When Sam Chatmon was ‘re-discovered’ during the Folk/Blues revival around 1960, musicologists found they had a true original on their hands. Sporting a wild grey beard, Sam had been playing and singing since he was a child, and his repertoire of old Blues, especially the raunchy songs that celebrated the Delta Blues in their heyday, opened a window on another world.
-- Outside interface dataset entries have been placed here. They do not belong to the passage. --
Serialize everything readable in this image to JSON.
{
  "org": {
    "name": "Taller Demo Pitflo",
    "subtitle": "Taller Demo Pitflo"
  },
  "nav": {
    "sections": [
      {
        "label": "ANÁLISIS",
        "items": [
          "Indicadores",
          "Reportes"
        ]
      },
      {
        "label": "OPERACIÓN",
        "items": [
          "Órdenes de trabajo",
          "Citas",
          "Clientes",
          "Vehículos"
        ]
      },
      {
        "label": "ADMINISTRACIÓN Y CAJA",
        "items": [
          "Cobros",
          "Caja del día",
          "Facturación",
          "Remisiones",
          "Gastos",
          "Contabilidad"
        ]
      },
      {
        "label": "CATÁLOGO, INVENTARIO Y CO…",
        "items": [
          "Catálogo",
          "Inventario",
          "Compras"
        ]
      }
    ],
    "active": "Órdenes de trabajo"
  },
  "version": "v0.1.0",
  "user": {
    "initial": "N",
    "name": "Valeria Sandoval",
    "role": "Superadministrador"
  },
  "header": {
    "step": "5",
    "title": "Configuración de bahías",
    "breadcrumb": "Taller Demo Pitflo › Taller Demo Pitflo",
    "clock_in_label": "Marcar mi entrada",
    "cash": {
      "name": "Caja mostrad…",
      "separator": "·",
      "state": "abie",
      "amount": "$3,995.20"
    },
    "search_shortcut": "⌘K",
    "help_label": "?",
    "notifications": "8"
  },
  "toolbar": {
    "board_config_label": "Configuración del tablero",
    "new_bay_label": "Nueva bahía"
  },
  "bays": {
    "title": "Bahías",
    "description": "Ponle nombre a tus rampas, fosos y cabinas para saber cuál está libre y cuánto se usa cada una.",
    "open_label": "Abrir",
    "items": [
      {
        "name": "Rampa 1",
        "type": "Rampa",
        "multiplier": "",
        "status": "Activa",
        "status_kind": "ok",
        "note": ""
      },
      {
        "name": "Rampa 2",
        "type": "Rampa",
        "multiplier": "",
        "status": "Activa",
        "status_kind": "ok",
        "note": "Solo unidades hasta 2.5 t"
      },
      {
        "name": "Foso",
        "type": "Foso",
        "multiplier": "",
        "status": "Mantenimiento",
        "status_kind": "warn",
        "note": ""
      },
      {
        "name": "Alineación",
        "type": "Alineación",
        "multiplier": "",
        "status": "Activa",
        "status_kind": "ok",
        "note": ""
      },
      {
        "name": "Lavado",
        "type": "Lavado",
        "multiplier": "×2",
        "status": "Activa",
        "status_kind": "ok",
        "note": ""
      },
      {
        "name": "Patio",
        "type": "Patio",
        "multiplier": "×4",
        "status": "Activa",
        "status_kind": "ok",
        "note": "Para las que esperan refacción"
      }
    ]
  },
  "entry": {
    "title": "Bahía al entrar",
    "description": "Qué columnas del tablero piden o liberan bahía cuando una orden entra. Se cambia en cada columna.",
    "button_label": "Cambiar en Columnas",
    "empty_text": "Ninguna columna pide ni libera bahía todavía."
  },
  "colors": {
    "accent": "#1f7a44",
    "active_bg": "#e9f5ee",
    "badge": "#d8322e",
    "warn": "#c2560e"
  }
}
With his brothers Lonnie on fiddle and Arminter (a.k.a. Bo Carter) on guitar, the multi-instrumentalist Sam Chatmon played and sang in the family string-band in the years before WWI. They built up quite a reputation around the Delta playing folk-songs, ballads and dance music, and they were often invited to play for white audiences. In the 20s, as the Blues began to gain popularity beyond the Delta region, the brothers began to perform as The Mississippi Sheiks, with Walter Vinson joining in 1928. They would play at dances, parties and juke-joints where the other attractions were bootleg liquor, gambling and women, and this was reflected in their songs which were steeped in sexual references and ‘double-entendre’.
The Mississippi Sheiks million seller;
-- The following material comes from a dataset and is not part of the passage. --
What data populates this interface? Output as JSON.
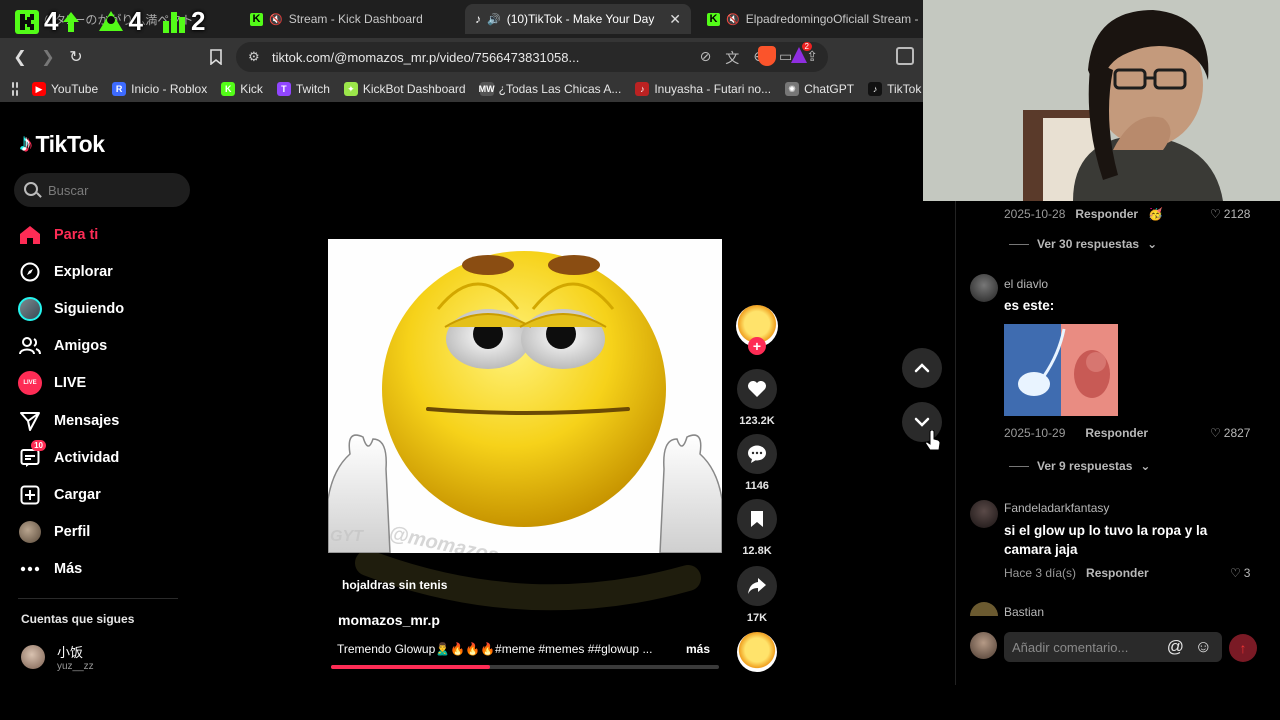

The Sheiks recorded for the Okeh label in 1930 and their first release, ‘Sitting on Top of the World’ was a massive, million-selling crossover hit. As the depression years went on however, record sales never approached those numbers, and The Sheiks other big hit ‘Stop and Listen’ only sold in the tens of thousands. When they made their last recordings for Bluebird in 1935, The Sheiks had cut more than 70 tracks. Sam and Lonnie also recorded as The Chatmon Brothers, and Arminter had a solo career as ‘Bo Carter’, specialising in extremely bawdy songs.
Sam’s strong, distinctive voice and his abilities on guitar, banjo, mandolin, bass and harp meant he would accompany himself as he spent a few years drifting round the South as a wandering Bluesman. He played the juke-joints, work camps and on street-corners, sometimes joining a travelling Minstrel Show or a Medicine Show, until he finally settled in Hollandale MS in 1940. When Sam was ‘rediscovered’ and signed for the Arhoolie label in 1960, he still had all his musical skills, but he had not performed outside his home town in two decades.